Fire alarms and smoke detectors are as important as sprinklers, according to Michael Gaffney, life safety and compliance officer at Widener University in Chester, Pa. Joe Cliffe is the service manager and project coordinator for Delco Systems, the installer that Widener used for all its systems.

The National Fire Protection Association (NFPA) returns to its roots June 3-7 when it holds its World Safety Conference & Exposition at the Boston Convention & Exhibition Center. More information and registration are available at, which was founded in the Boston area.

Life safety and security executives make the NFPA event an essential stop thanks in part to the fire code reach of the association. More recently, NFPA has issued premises security guidelines, an innovative but controversial reach into the physical security arena.


In other life safety news:

Michael Gaffney is not a professor. Yet as the life safety and compliance officer at Widener University in Chester, Pa. — which puts him in charge of fire alarms, sprinklers, burglar alarms and all OSHA compliance and environmental issues — he teaches many of the visitors a very valuable lesson.

“When parents and their kids come to visit Widener, we have them attend an orientation in which we review the school’s various safety features,” said Gaffney, who has been at the school for 13 years. “Inevitably, someone always asks whether we have sprinkler systems in the dormitories.

“While most of our dorm rooms have sprinklers, I stress that any residential fire is far more likely to be of a smoky, smoldering nature rather than a flash. By the time the sprinkler system activates in a fire, the dorm residents should already be outside looking at the building. That’s why, as important as sprinklers are, it’s the fire alarms and smoke detectors that parents should really be concerned about.
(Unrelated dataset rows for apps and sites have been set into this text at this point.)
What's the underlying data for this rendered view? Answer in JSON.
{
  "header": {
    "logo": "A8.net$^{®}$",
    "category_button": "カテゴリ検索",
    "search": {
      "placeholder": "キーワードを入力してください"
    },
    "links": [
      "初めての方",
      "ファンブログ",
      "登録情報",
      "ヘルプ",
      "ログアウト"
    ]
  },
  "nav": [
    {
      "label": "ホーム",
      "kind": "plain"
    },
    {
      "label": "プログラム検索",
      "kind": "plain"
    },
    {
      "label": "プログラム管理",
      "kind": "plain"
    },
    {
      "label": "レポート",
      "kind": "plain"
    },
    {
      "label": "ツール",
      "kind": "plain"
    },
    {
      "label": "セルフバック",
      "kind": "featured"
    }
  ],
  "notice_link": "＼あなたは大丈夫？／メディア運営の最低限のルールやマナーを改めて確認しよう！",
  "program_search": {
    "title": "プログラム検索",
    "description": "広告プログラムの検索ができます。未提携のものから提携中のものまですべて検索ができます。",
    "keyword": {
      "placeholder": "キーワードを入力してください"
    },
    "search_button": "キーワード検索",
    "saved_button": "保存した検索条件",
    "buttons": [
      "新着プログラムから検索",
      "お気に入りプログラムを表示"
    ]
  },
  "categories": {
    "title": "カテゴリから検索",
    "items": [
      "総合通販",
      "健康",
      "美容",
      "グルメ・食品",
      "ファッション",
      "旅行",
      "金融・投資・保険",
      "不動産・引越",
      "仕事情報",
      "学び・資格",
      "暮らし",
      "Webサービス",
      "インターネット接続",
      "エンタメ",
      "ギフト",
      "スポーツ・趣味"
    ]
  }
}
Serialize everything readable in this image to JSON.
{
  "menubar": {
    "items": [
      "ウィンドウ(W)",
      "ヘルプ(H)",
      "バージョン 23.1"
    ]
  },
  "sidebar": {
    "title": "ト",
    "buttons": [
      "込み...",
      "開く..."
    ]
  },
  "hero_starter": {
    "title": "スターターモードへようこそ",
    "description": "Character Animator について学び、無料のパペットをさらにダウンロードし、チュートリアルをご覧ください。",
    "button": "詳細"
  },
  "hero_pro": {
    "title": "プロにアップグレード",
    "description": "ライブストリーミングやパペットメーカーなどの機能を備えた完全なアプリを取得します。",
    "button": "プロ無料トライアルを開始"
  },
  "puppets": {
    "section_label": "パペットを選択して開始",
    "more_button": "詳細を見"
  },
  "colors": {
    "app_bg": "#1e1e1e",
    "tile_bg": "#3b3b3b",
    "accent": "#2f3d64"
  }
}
I tell them, ‘A sprinkler system will save property; smoke detectors and fire alarms will save your child’s life.’”

With such a premium placed on the fire-detection equipment, Gaffney installed systems from Silent Knight. Armed with a desire to upgrade the school’s fire equipment — and convinced that procuring it all from one manufacturer would translate to more efficient performance — Gaffney enlisted the expertise of the fire commissioner serving the City of Chester at that time.

“We did have one minor problem awhile ago,” recalled Gaffney. “One young lady got into bed — she was on the top bunk — and knocked some clothes off her bed onto a toaster, which pushed the plunger down and created a small fire in the room. However, the system responded and alerted us immediately. We contained the fire and it was basically a non-event...The fact that we had hard-wired a smoke detector protecting each and every bed on campus was critical,” he said. “We just felt it was best for the overall safety of the students.”


The Austin-Bergstrom International Airport in Austin, Texas, successfully completed the first year of its pilot program with en-Gauge electronically monitored fire extinguishers. Austin-Bergstrom, the first airport in the United States to use en-Gauge extinguishers, plans to expand its use of the technology from the current 19 extinguishers to the majority of its campus — some 650 extinguishers — over the next two years.

David Slack, facilities coordinator at Austin-Bergstrom International Airport, noted that during their first year in operation, the electronically monitored extinguishers worked exactly as they were specified. “In one instance the alarm helped us address a car fire faster because the removal alarm went off.”

Electronic monitoring of fire extinguishers is recognized by the two national code bodies in the United States: the National Fire Protection Association and the International Codes Council.